“That was the first time I saw a positive reflection of myself in the textbook and on the other side of the classroom. I’d always seen myself depicted as some stereotypical Asian character, but this time was different. I saw my family history and the story of other Southeast Asian refugees. I studied Asian Pacific American civil rights leaders, dismantled model minority stereotypes, and worked to unpack my own identities and experiences as a man of color at a historically white institution.”
After changing his major to American ethnic studies, Tran then learned about the Education, Communities and Organizations (ECO) major offered by the College of Education and decided to double major. Through courses with Research Associate Jondou Chase Chen and ECO Director Cassady Glass-Hastings, Tran learned how to take an asset-based community development lens and use it in his own work. By recognizing community strengths, this approach looks for equitable and sustainable solutions to societal problems.
While completing his double major, Tran also has worked with a variety of organizations, both on and off campus. As a student ambassador for the UW Office of Minority Affairs & Diversity, Tran serves in his hometown of Tacoma and across the state, supporting students of color through the UW application process.
Now, Tran is using his leadership role in the Southeast Asian American Education (SEAeD) Coalition to influence change in education policy at the state level. His current focus is on advocating for HB1294 and HB1158/SB6406. HB1294 is a bill that would implement a model ethnic studies curriculum for public schools in Washington state. HB1158/SB6406 is a bill that would repeal the 1998 Washington state ban on affirmative action.

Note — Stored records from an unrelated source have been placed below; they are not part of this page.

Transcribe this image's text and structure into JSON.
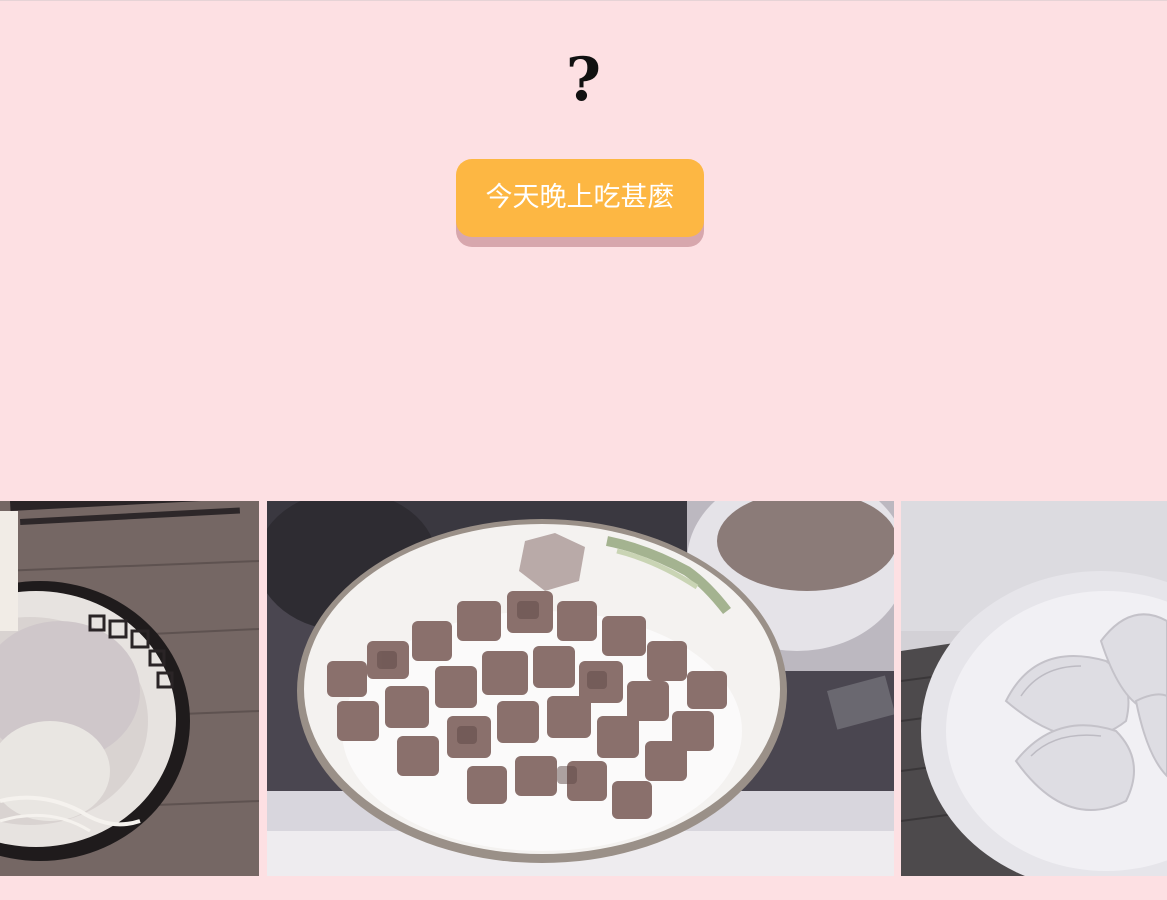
{
  "header": {
    "question_mark": "?"
  },
  "action": {
    "button_label": "今天晚上吃甚麼"
  },
  "gallery": {
    "photos": [
      {
        "icon": "ramen-bowl-photo"
      },
      {
        "icon": "braised-pork-rice-photo"
      },
      {
        "icon": "dumplings-photo"
      }
    ]
  },
  "colors": {
    "background": "#fde0e3",
    "button": "#fdb743",
    "button_shadow": "#d7a7ad",
    "button_text": "#ffffff"
  }
}
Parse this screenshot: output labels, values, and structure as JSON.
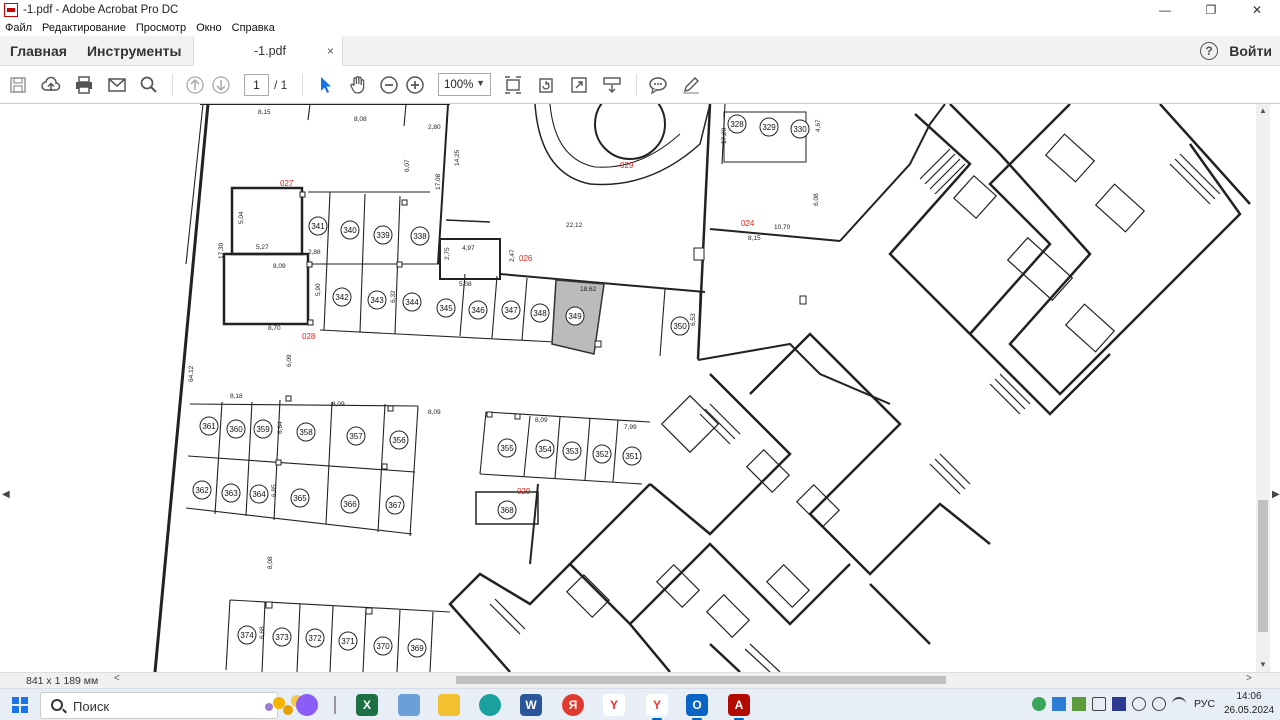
{
  "window": {
    "title": "-1.pdf - Adobe Acrobat Pro DC",
    "minimize": "—",
    "restore": "❐",
    "close": "✕"
  },
  "menu": [
    "Файл",
    "Редактирование",
    "Просмотр",
    "Окно",
    "Справка"
  ],
  "tabs": {
    "home": "Главная",
    "tools": "Инструменты",
    "document": "-1.pdf",
    "close": "×",
    "help": "?",
    "login": "Войти"
  },
  "toolbar": {
    "page_current": "1",
    "page_total": "/ 1",
    "zoom": "100%",
    "icons": [
      "save-icon",
      "upload-icon",
      "print-icon",
      "email-icon",
      "search-icon",
      "prev-page-icon",
      "next-page-icon",
      "select-cursor-icon",
      "hand-icon",
      "zoom-out-icon",
      "zoom-in-icon",
      "fit-page-icon",
      "rotate-icon",
      "fullscreen-icon",
      "scroll-mode-icon",
      "comment-icon",
      "pen-icon"
    ]
  },
  "document": {
    "page_size": "841 x 1 189 мм",
    "plan_codes": [
      "027",
      "028",
      "026",
      "024",
      "029",
      "029"
    ],
    "parking_spots_top": [
      "341",
      "340",
      "339",
      "338",
      "342",
      "343",
      "344",
      "345",
      "346",
      "347",
      "348",
      "349",
      "350",
      "328",
      "329",
      "330"
    ],
    "parking_spots_mid": [
      "361",
      "360",
      "359",
      "358",
      "357",
      "356",
      "362",
      "363",
      "364",
      "365",
      "366",
      "367",
      "355",
      "354",
      "353",
      "352",
      "351",
      "368"
    ],
    "parking_spots_bottom": [
      "374",
      "373",
      "372",
      "371",
      "370",
      "369"
    ],
    "dimensions": [
      "8,15",
      "8,08",
      "2,80",
      "6,07",
      "14,25",
      "17,08",
      "5,04",
      "5,27",
      "17,30",
      "2,88",
      "8,09",
      "5,90",
      "6,32",
      "4,97",
      "2,75",
      "2,47",
      "22,12",
      "5,08",
      "18,62",
      "8,70",
      "6,09",
      "64,12",
      "8,18",
      "8,09",
      "8,09",
      "8,09",
      "7,99",
      "6,64",
      "6,85",
      "8,08",
      "6,68",
      "17,20",
      "4,67",
      "6,08",
      "10,70",
      "8,15",
      "6,53"
    ]
  },
  "taskbar": {
    "search_label": "Поиск",
    "lang": "РУС",
    "time": "14:06",
    "date": "26.05.2024"
  },
  "colors": {
    "accent_red": "#d9261c",
    "plan_line": "#222222",
    "highlight_spot": "#bbbbbb",
    "taskbar_bg": "#e8eef5"
  }
}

More than just legislative advocacy, he pushes to see those policies take effect. After the 2016 passage of HB1541, an education equity and data disaggregation bill, Tran and his team of interns are still keeping tabs on the people and organizations tasked with the implementation of this new law.
“We have to make sure that our efforts aren’t for nothing and that people in positions of power are being held accountable to the community. Change needs to be carried out at all levels.”

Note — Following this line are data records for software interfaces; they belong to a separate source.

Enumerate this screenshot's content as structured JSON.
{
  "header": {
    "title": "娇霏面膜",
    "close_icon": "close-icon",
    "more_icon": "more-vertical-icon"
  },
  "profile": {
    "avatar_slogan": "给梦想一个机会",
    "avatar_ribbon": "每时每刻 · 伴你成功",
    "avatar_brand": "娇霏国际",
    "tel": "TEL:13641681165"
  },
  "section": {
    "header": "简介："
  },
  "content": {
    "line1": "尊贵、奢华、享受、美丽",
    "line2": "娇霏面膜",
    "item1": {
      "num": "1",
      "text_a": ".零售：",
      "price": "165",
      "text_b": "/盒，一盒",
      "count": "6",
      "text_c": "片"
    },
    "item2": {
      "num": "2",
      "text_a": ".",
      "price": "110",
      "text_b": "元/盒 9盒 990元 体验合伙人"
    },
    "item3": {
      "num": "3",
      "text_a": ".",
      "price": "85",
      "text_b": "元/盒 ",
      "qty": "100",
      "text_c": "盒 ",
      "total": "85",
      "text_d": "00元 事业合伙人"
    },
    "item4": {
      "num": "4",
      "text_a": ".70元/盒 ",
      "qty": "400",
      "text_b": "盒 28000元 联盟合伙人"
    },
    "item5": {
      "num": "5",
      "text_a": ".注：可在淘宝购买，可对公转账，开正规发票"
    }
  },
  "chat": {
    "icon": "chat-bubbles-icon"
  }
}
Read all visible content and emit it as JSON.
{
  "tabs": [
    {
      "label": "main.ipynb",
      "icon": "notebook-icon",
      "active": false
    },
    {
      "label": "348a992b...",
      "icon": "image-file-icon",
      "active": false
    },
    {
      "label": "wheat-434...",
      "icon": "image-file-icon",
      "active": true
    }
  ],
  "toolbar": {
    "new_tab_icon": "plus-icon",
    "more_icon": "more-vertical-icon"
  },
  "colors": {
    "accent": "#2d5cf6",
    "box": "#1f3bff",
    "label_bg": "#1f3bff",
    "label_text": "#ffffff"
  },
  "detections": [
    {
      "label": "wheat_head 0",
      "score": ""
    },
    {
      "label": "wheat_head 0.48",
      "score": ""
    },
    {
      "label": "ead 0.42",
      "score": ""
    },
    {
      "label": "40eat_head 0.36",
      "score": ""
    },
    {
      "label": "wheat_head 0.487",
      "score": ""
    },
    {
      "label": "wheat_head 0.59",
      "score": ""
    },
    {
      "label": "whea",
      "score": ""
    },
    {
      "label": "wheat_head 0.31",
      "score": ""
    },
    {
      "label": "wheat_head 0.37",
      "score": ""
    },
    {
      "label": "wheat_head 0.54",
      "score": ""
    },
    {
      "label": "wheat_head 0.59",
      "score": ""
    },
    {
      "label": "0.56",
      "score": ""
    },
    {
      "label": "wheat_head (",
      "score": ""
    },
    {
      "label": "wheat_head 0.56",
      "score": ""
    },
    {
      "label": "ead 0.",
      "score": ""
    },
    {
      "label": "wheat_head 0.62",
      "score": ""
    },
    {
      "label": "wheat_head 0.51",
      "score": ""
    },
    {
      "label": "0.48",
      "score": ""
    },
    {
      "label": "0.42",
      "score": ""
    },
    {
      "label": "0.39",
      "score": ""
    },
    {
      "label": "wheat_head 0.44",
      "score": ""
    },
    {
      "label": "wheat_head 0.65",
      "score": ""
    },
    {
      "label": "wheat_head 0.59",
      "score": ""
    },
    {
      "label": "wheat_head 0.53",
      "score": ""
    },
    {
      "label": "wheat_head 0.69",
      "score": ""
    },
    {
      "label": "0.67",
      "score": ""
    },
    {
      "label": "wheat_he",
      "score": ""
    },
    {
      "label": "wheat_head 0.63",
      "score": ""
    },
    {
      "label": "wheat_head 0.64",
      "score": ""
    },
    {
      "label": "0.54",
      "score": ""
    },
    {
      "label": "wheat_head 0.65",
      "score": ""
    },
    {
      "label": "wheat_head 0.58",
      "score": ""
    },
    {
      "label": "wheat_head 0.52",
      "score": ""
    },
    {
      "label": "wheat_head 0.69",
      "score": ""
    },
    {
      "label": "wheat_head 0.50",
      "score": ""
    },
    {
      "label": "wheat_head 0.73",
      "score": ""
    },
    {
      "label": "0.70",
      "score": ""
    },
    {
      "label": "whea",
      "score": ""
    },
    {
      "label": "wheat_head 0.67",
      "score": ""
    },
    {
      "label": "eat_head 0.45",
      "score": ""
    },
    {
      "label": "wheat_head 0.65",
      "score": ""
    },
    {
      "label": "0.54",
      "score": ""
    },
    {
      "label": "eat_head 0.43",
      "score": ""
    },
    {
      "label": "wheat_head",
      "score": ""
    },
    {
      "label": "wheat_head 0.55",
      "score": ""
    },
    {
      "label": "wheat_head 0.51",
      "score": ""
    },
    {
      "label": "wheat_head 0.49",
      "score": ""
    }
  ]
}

Tran aims to make a macro-scale impact in education through policy and curriculum development. One ambitious goal is to lead national changes in AP curricula designed by College Board, to be more reflective of the people and history of communities that make up the United States.
“If we are able to change just one textbook at a time, we have the potential to start classroom discussions, alter student mindsets, and plant seeds for the future of our nation.”
Dustin Wunderlich, Director of Marketing and Communications